IMDb says that Shafiq Syed is repairing auto rickshaws in Bangalore these days. Almost every garage I have seen has either a chotu, or a kuLLa (Kannada word for a short boy). Syed must have been one of them, or probably he owns a garage himself. I have no idea.
In the Salaam Bombay! inspired MTV-India’s chaiwala filler, the chaipu pulls off a cute jig to a great Kishore Kumar number. I had vaguely heard that the movie was about one such chaipu (chai serving boy), and his (mis)adventures in the dark underbelly that-is/of Bombay.
Cigarettes are used to great effect in many movies. The Man With No Name chews on his cigar with aplomb. John McClane, Tyler Durden, Vincent Vega, Verbal Kint, Marv, and others have pulled that great looking drag. But Raghubir Yadav beats ’em all in that abandoned railway coach. The sound of Bombay Locals in the background, the light, absolutely no style, no fancy smoke patterns, just smoke, just that. No cigarette has hit me that hard.
Radio cricket commentary and Aneeta Kanwar’s despondent walk from the remand home present the simple and casual irony that everyday life of Bombay represents. As for various other depictions of pathos and irony: to describe them, I will have to lay the entire movie frame by frame here. Do watch out for Nana Patekar’s fake laughter in the studio; it’s a gem. Bombay Ganpati crowds are used in many movies for the spectacle of scale they represent. But here, Ganpati plays (or doesn’t play) a role which stands out for its timing, effect, and of course, irony.
Salaam Bombay! hit me hard, esp. when I, along with chaipu, realized that there was a new charsi on the block. After the movie got over, all I could think about was about those days when I used play with my buguri (spinning top) as a kid. Now, in retrospect, I realize that it was just a feeling of gratitude to the process that decided my life. To objectively think about the merits of the movie, or even about the overall theme, I had to detach myself from the movie experience. It took a while.

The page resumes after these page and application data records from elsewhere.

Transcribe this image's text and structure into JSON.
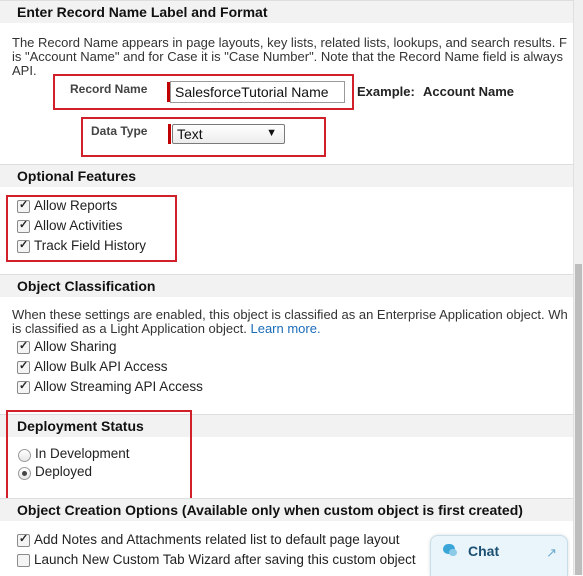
{
  "sections": {
    "record_name": "Enter Record Name Label and Format",
    "optional_features": "Optional Features",
    "object_classification": "Object Classification",
    "deployment_status": "Deployment Status",
    "creation_options": "Object Creation Options (Available only when custom object is first created)"
  },
  "record_name": {
    "desc_line1": "The Record Name appears in page layouts, key lists, related lists, lookups, and search results. F",
    "desc_line2": "is \"Account Name\" and for Case it is \"Case Number\". Note that the Record Name field is always",
    "desc_line3": "API.",
    "label": "Record Name",
    "value": "SalesforceTutorial Name",
    "example_label": "Example:",
    "example_value": "Account Name",
    "data_type_label": "Data Type",
    "data_type_value": "Text"
  },
  "optional_features": [
    {
      "label": "Allow Reports",
      "checked": true
    },
    {
      "label": "Allow Activities",
      "checked": true
    },
    {
      "label": "Track Field History",
      "checked": true
    }
  ],
  "object_classification": {
    "desc_line1": "When these settings are enabled, this object is classified as an Enterprise Application object. Wh",
    "desc_line2": "is classified as a Light Application object.",
    "learn_more": "Learn more.",
    "options": [
      {
        "label": "Allow Sharing",
        "checked": true
      },
      {
        "label": "Allow Bulk API Access",
        "checked": true
      },
      {
        "label": "Allow Streaming API Access",
        "checked": true
      }
    ]
  },
  "deployment_status": {
    "options": [
      {
        "label": "In Development",
        "selected": false
      },
      {
        "label": "Deployed",
        "selected": true
      }
    ]
  },
  "creation_options": [
    {
      "label": "Add Notes and Attachments related list to default page layout",
      "checked": true
    },
    {
      "label": "Launch New Custom Tab Wizard after saving this custom object",
      "checked": false
    }
  ],
  "chat": {
    "label": "Chat",
    "icon": "chat-bubble-icon",
    "expand_icon": "expand-arrow-icon"
  },
  "colors": {
    "highlight": "#d0202a",
    "required": "#c00000",
    "link": "#1a6cb8",
    "chat_bg": "#eaf5fb"
  }
}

Now, the lead actor of the movie works in a garage. A lot of searching couldn’t tell me what the little girl who played the role of Manju is doing now; hope she is doing fine. Meera Nair has moved on to other things, Nana Patekar used his dramatic laughs in other exaggerated stereotyped roles. Life goes on in Bombay, with its chai and biscut, local trains, pimps, seal-opens, hopelessness, and hope. There are no obvious messages. Its for me to think about, and hopefully, act.